History


Hartsdale Pet Cemetery was founded in 1896 to address the growing need for a secure and dignified resting place for the pets of New York City.

The idea of a burial ground for animals patterned after those catering to people was first proposed by Emily Berthet, an accomplished equestrienne and emancipated “New Woman.” To realize her dream, she partnered with Dr. Samuel Johnson, Manhattan’s preeminent veterinary surgeon and proprietor of the first state-of-the art hospital for animals in the city. Emily’s estate of five hillside acres in the village of Hartsdale, just twenty miles north of the city by train, presented the ideal location—and Dr. Johnson, with his brilliant business acumen and clientele of devout pet owners, was the perfect individual to steward the revolutionary endeavor.
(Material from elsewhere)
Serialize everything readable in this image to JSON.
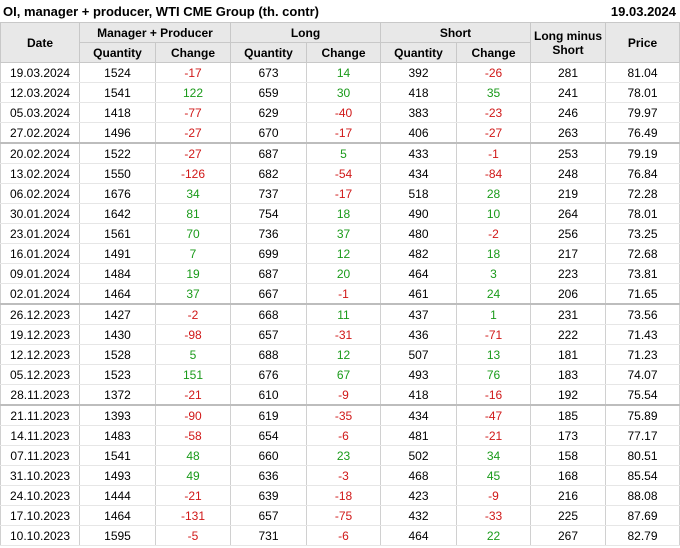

Today Hartsdale is the oldest continuously operated pet cemetery in the world and the final resting place for over 80,000 animals, including not only dogs and cats but horses, birds, primates, myriad smaller pets, and even a lion who lived at the Plaza Hotel. Many of our plot-holders have been equally distinguished, including Wall Street financiers, millionaire merchants and brew masters, socialites, entertainers, sports figures and champions of social justice, all of them coming to the “Peaceable Kingdom” to make final arrangements for their beloved animals.

Among our many finely crafted monuments you will find the largest above-ground mausoleum ever commissioned for pets, as well as America’s first publicly-funded memorial for the dogs of war, which was designed by the famous monumental architect Robert Caterson and features the sculptural work of Malvina Hoffman.

More recently, Hartsdale became the catalyst for passage of the first state legislation in the country to officially permit the interment of human cremated remains in pet cemeteries. And in 2013, the cemetery was added to the U.S. Department of the Interior’s National Register of Historic Places, making it the first and only animal burial ground to be recognized as a place of profound cultural significance. Additionally, it is the first pet cemetery in New York to receive accreditation from the International Association of Pet Cemeteries and Crematories, which cites the impeccable business and gravesite care practices first implemented by Dr. Johnson as the gold standard for a pet aftercare industry that today counts more than 800 animal cemeteries worldwide.

Click here to purchase The Peaceable Kingdom in Hartsdale. All proceeds will be earmarked for preservation and beautification of our historic grounds.